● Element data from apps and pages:
+--
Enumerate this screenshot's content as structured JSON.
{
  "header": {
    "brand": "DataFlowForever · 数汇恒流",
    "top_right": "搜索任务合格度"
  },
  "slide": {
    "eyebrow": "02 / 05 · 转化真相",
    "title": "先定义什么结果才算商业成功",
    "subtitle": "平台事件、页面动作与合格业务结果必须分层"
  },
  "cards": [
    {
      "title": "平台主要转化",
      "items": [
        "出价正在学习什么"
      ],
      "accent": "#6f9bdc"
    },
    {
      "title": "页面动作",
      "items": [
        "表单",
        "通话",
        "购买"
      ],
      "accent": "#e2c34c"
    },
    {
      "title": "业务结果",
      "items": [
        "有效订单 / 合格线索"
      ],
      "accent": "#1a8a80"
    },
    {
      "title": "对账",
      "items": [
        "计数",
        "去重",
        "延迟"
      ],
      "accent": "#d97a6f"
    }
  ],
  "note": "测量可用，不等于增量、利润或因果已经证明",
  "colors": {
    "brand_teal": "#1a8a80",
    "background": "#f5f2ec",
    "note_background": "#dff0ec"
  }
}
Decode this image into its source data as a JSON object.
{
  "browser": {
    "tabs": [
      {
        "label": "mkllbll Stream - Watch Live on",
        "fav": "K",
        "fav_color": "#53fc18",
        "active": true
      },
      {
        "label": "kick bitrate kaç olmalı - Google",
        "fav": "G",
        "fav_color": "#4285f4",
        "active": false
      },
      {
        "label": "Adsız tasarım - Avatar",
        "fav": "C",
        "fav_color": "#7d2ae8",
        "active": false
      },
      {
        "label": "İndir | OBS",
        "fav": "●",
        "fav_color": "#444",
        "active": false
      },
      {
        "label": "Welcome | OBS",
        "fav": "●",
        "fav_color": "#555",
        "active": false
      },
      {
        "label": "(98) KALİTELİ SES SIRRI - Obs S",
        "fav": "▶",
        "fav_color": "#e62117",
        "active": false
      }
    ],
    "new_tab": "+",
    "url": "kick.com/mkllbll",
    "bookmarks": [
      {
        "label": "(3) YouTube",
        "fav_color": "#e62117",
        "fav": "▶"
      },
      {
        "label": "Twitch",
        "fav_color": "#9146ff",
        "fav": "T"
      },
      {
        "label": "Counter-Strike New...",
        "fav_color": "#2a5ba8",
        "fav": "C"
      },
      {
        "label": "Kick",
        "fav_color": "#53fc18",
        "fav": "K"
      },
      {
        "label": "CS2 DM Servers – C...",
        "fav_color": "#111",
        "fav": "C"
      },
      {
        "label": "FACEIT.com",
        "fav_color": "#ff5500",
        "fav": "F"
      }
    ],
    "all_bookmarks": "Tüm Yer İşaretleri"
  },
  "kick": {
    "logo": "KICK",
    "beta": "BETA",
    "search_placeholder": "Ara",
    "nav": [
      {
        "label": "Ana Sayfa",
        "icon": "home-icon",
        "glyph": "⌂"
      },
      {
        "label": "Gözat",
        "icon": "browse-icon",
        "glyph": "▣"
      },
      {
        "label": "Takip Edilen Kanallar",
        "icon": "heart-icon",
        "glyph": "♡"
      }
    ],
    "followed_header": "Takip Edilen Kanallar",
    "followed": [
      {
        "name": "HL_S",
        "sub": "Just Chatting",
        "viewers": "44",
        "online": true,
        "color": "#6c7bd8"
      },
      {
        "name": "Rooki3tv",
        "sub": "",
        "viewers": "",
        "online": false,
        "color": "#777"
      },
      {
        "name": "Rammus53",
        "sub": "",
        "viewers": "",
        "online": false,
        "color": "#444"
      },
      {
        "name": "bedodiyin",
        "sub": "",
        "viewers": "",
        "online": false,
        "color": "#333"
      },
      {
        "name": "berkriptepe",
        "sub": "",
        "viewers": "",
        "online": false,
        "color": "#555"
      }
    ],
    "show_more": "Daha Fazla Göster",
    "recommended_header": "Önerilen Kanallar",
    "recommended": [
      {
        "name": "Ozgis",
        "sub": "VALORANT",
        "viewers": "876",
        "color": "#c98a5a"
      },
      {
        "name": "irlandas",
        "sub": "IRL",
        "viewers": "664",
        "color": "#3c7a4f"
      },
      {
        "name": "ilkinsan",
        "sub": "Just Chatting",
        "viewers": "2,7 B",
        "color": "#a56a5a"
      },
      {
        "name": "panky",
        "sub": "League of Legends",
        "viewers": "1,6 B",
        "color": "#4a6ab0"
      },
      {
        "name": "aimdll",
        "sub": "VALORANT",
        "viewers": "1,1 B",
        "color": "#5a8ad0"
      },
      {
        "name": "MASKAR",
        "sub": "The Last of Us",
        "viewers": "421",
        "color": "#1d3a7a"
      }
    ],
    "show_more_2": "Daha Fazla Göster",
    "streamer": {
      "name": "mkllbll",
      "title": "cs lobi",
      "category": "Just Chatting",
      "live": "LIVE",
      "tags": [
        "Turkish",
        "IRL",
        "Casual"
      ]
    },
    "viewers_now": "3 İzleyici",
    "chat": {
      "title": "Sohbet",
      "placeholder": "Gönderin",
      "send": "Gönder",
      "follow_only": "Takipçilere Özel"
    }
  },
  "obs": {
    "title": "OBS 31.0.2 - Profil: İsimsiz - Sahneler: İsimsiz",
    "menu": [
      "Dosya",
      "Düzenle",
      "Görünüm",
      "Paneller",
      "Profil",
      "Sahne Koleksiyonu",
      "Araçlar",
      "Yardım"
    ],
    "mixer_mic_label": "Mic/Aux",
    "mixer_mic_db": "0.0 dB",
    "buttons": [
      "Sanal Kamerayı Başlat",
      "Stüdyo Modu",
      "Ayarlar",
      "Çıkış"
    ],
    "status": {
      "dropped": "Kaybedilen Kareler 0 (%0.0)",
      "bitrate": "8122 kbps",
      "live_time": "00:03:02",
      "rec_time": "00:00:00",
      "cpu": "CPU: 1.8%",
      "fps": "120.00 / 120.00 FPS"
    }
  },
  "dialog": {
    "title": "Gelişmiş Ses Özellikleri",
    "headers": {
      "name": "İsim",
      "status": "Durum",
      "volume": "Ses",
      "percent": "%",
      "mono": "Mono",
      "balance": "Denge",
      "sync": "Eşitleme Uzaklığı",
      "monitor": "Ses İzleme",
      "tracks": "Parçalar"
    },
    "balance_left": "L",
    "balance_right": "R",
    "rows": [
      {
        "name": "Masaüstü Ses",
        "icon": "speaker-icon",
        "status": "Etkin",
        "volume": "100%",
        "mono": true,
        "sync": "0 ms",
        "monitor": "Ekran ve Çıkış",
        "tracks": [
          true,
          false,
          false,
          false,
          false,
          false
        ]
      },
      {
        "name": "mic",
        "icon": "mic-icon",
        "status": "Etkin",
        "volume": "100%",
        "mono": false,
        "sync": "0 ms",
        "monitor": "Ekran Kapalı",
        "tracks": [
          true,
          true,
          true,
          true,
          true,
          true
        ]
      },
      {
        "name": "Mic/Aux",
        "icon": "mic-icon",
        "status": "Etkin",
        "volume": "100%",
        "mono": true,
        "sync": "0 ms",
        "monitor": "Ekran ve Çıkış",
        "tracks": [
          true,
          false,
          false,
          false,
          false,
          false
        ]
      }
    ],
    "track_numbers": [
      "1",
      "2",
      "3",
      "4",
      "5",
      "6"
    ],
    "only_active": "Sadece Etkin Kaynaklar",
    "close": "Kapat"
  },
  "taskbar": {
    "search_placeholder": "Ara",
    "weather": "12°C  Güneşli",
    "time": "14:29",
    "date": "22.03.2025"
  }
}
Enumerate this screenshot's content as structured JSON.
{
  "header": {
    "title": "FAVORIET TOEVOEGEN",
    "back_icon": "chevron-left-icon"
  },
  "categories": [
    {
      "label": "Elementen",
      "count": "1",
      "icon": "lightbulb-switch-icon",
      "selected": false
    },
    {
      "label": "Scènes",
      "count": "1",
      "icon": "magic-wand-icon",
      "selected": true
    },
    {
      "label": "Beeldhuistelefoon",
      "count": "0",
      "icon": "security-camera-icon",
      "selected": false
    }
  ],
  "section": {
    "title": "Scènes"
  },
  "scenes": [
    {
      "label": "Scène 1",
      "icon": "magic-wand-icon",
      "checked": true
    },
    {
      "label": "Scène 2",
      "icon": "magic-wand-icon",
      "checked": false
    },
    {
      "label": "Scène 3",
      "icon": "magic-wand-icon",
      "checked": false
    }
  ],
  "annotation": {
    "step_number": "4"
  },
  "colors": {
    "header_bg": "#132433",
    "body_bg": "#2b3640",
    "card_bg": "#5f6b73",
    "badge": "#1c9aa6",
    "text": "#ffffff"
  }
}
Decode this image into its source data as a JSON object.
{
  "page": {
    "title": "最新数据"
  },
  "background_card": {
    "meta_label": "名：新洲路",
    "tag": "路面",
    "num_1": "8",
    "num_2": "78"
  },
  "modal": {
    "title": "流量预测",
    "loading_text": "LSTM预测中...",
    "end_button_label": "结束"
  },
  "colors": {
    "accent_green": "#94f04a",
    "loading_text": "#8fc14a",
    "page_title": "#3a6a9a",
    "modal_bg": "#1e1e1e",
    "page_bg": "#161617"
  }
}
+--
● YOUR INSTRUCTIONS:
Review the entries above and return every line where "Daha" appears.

● ANSWER TO THIS EXERCISE:
    "show_more": "Daha Fazla Göster",
    "show_more_2": "Daha Fazla Göster",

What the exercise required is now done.